### Example 5: Protein folding

Polypeptide chains fold spontaneously into defined patterns to make functional proteins. This process involves the polypeptide chain going from a disordered, random structure to a highly ordered one. How is this not a violation of the Second Law of Thermodynamics?

The ordering of the protein from a free-swinging peptide chain involves a variety of physical forces, some that favor the unfolded peptide chain, and some that favor the neatly folded protein. When assessing entropic contributions to Gibbs Free Energy for the purpose of determining spontaneity, you must not look only at the system, but also at the surroundings. It is true that the entropy of the protein decreases when it is folded because the chain is arranged in a more orderly fashion. However, there are other entropic considerations in the surroundings of the protein. In an unfolded protein, all of the hydrophobic portions of the polypeptide are exposed to the aqueous environment, and the water molecules order themselves around the hydrophobic residues in ordered structures called hydration spheres. As a protein is folded, these hydrophobic residues initially exposed to the aqueous environment are buried in the interior of the protein, hidden away from contact with water molecules, and the entropy of the water molecules increases as the need for hydration spheres diminishes, in effect overcoming the entropy decrease for the protein alone. In other words, while the entropy of the system (the protein) decreases, the entropy of the surroundings increases to a greater degree, leading to an overall increase in entropy for the universe.

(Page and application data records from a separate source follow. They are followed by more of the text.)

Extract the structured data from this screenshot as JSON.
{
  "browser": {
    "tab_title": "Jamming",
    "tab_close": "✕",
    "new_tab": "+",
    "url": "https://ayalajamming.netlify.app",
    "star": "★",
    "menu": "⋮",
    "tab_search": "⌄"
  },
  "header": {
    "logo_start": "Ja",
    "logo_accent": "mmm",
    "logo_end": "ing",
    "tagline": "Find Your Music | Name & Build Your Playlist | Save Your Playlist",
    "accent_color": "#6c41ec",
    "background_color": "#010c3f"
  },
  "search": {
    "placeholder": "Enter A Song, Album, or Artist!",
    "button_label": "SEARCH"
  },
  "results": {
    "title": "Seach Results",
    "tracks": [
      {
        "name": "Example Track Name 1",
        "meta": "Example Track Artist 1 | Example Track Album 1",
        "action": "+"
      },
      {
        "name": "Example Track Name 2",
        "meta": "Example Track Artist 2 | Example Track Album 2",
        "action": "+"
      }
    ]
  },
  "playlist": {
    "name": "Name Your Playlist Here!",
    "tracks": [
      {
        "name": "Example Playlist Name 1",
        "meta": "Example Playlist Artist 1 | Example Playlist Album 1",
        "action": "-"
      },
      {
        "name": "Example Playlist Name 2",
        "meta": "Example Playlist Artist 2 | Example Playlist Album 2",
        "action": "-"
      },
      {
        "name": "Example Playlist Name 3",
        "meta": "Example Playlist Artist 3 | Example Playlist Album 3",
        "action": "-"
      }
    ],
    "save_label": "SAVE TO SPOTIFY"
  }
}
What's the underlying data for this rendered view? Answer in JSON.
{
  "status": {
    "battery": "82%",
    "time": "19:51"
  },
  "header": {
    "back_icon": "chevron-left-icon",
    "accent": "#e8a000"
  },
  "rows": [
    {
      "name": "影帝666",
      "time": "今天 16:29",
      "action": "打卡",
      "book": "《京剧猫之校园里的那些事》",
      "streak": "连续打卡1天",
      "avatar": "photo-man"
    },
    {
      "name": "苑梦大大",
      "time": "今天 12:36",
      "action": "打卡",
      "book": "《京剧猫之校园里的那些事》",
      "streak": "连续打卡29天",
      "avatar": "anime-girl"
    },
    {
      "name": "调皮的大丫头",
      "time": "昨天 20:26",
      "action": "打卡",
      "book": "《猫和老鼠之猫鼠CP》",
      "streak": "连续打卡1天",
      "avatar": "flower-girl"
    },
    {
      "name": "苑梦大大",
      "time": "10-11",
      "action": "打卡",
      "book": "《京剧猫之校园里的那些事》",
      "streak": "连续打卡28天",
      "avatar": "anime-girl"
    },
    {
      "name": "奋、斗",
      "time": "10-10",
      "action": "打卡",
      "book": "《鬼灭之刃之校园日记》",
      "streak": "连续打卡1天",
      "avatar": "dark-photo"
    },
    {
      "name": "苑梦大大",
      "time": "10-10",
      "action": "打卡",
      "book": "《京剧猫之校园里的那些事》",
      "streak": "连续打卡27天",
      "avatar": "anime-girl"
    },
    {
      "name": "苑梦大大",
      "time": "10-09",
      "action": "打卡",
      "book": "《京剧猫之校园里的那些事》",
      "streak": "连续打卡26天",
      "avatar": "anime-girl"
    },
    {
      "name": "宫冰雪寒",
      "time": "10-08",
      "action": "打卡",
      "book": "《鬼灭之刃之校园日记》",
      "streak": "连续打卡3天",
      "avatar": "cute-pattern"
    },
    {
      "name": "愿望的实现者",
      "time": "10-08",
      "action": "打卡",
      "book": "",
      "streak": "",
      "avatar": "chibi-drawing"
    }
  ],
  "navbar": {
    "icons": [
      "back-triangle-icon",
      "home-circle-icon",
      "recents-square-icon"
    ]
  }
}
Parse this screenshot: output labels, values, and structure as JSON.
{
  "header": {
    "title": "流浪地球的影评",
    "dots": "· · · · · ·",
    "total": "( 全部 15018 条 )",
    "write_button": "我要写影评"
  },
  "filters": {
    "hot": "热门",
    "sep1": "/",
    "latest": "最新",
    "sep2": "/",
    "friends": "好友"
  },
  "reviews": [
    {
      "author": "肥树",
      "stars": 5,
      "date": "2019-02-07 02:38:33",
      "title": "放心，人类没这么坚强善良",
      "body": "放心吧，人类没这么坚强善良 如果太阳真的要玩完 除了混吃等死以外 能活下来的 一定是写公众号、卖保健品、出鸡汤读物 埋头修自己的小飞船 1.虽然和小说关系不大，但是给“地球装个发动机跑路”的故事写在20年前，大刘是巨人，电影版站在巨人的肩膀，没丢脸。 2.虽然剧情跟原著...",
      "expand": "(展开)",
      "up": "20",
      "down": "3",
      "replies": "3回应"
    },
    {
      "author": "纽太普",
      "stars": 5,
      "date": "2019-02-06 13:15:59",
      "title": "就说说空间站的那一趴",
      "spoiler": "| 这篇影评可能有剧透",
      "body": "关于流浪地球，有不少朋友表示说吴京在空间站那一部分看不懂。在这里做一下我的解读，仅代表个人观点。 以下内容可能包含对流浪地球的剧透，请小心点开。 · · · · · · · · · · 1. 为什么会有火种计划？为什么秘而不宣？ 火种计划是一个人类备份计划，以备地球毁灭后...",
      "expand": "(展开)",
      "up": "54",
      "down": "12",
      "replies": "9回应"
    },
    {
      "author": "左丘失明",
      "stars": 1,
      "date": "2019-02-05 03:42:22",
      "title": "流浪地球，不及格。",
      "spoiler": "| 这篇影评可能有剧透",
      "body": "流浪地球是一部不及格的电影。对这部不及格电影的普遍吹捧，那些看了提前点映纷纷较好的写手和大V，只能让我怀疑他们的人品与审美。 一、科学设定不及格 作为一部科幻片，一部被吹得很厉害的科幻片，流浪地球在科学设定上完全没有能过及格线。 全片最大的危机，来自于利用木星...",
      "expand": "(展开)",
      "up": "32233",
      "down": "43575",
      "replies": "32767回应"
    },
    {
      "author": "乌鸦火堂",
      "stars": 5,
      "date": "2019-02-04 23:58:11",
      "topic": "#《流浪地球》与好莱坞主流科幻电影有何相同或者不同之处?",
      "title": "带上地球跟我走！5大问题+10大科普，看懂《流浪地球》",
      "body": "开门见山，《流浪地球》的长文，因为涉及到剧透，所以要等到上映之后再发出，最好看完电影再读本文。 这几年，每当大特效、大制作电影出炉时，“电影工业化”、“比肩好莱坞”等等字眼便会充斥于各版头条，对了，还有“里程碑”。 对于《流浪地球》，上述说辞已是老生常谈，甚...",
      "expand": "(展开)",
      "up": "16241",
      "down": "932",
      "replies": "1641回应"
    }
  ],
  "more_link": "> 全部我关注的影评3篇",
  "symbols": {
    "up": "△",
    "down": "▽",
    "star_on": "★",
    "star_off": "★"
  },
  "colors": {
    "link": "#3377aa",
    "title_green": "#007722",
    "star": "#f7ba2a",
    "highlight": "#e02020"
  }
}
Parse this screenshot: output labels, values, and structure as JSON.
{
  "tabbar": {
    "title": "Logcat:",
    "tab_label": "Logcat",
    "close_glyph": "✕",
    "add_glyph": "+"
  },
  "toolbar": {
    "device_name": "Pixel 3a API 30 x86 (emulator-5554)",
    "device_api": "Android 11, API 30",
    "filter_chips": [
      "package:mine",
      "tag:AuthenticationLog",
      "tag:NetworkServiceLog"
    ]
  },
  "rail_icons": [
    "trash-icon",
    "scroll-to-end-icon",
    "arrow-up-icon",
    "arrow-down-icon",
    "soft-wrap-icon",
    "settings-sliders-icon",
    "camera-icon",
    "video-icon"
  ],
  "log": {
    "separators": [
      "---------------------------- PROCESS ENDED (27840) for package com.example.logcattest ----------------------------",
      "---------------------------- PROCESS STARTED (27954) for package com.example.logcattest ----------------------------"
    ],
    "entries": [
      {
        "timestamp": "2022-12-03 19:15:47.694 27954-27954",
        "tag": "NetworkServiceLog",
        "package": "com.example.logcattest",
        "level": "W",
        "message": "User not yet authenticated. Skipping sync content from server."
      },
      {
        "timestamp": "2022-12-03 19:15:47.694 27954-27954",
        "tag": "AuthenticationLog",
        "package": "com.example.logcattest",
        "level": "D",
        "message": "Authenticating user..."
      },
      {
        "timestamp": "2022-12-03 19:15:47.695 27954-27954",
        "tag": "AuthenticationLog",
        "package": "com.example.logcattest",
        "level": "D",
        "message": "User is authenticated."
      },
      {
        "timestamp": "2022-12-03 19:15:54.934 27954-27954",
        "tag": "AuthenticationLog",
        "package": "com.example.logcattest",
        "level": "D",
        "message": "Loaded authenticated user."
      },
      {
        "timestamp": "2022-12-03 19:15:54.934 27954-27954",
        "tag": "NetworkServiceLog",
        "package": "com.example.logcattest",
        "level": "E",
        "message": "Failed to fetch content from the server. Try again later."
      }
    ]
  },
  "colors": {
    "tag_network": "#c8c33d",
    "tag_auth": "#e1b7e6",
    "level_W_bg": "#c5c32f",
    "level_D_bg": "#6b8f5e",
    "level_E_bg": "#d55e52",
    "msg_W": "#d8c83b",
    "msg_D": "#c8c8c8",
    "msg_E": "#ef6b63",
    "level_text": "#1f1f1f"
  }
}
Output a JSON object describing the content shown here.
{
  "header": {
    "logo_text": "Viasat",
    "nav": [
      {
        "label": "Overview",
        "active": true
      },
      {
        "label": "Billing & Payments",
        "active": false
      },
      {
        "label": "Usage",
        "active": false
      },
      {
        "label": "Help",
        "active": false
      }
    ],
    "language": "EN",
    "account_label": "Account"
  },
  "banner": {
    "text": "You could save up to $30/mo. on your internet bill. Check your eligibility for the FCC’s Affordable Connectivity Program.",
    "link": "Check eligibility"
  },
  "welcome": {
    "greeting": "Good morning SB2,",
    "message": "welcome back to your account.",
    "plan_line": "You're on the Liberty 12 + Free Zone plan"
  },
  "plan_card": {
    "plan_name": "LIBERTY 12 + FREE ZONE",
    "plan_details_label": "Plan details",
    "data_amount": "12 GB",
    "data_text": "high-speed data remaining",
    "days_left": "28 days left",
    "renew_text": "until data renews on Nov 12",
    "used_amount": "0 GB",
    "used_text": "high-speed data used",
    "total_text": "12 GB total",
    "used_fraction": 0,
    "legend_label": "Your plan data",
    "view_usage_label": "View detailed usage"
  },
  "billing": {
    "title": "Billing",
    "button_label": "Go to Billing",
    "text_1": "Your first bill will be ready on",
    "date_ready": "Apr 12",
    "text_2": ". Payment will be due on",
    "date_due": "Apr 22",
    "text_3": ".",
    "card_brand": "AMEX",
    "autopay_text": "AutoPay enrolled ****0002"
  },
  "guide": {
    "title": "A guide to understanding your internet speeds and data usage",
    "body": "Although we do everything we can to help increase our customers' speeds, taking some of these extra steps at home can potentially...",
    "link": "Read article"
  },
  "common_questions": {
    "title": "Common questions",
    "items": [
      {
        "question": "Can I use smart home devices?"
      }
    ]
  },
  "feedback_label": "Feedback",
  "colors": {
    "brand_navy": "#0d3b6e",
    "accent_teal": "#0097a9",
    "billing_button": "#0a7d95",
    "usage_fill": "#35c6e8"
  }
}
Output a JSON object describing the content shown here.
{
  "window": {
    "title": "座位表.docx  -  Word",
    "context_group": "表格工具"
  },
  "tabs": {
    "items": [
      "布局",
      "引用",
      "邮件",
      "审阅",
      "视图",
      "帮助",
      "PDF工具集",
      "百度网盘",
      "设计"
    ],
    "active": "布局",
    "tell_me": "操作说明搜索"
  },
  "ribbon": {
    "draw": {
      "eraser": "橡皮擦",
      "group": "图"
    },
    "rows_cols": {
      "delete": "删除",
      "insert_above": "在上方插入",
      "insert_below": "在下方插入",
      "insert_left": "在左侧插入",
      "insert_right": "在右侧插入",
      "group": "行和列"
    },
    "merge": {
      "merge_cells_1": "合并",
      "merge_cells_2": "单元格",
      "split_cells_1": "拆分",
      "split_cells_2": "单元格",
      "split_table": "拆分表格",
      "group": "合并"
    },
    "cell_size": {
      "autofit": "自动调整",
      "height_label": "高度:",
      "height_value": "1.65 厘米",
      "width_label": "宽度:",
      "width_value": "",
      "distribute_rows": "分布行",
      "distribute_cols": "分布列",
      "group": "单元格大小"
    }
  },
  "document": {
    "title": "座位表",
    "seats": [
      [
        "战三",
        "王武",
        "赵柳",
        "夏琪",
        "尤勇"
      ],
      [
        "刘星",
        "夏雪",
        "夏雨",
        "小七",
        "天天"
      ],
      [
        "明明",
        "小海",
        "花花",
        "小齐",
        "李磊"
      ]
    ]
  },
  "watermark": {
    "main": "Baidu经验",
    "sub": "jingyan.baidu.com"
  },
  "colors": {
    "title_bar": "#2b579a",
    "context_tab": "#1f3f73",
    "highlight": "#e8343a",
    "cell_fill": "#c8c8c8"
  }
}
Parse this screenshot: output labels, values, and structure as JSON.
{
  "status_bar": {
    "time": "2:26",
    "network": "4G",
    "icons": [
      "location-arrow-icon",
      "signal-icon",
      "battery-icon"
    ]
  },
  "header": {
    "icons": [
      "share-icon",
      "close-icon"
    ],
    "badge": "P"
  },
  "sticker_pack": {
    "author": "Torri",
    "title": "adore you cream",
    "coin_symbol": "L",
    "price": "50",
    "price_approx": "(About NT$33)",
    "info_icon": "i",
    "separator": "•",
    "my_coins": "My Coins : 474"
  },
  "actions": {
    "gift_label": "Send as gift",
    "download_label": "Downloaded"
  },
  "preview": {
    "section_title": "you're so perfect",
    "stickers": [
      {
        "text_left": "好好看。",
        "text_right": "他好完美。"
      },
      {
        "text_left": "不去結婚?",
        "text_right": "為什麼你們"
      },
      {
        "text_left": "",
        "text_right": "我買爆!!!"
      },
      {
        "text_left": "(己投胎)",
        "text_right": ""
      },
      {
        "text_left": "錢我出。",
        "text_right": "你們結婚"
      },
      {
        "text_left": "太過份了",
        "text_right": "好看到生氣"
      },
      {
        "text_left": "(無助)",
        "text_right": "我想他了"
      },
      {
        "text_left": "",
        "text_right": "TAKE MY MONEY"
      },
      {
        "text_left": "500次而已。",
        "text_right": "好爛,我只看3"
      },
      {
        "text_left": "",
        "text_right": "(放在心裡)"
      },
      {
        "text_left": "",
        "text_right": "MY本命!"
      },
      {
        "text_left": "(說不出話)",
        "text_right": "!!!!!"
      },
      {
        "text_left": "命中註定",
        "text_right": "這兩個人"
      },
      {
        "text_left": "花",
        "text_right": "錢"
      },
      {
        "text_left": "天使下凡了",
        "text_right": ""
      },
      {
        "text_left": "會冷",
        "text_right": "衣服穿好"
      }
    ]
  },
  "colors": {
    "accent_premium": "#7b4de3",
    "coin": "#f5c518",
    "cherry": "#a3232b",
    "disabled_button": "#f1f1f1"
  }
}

The folding of a protein also provides an example of the "DH" and "–TDS" terms competing with one another to determine the DG of the folding process. As described above, the change in entropy of the protein as it folds is negative, so the "–TDS" term is positive. However, in addition to entropic effects there are enthalpic contributions to protein folding. These include hydrogen bonding, ionic salt bridges, and Van der Waals forces. An input of thermal (heat) energy is required to disrupt these forces, and conversely when these interactions form during protein folding they release heat (the DH is negative). When all of these entropic and enthalpic contributions are weighed, the enthalpy term wins out over the entropy term. Therefore the free energy of protein folding is negative, and protein folding is a spontaneous process.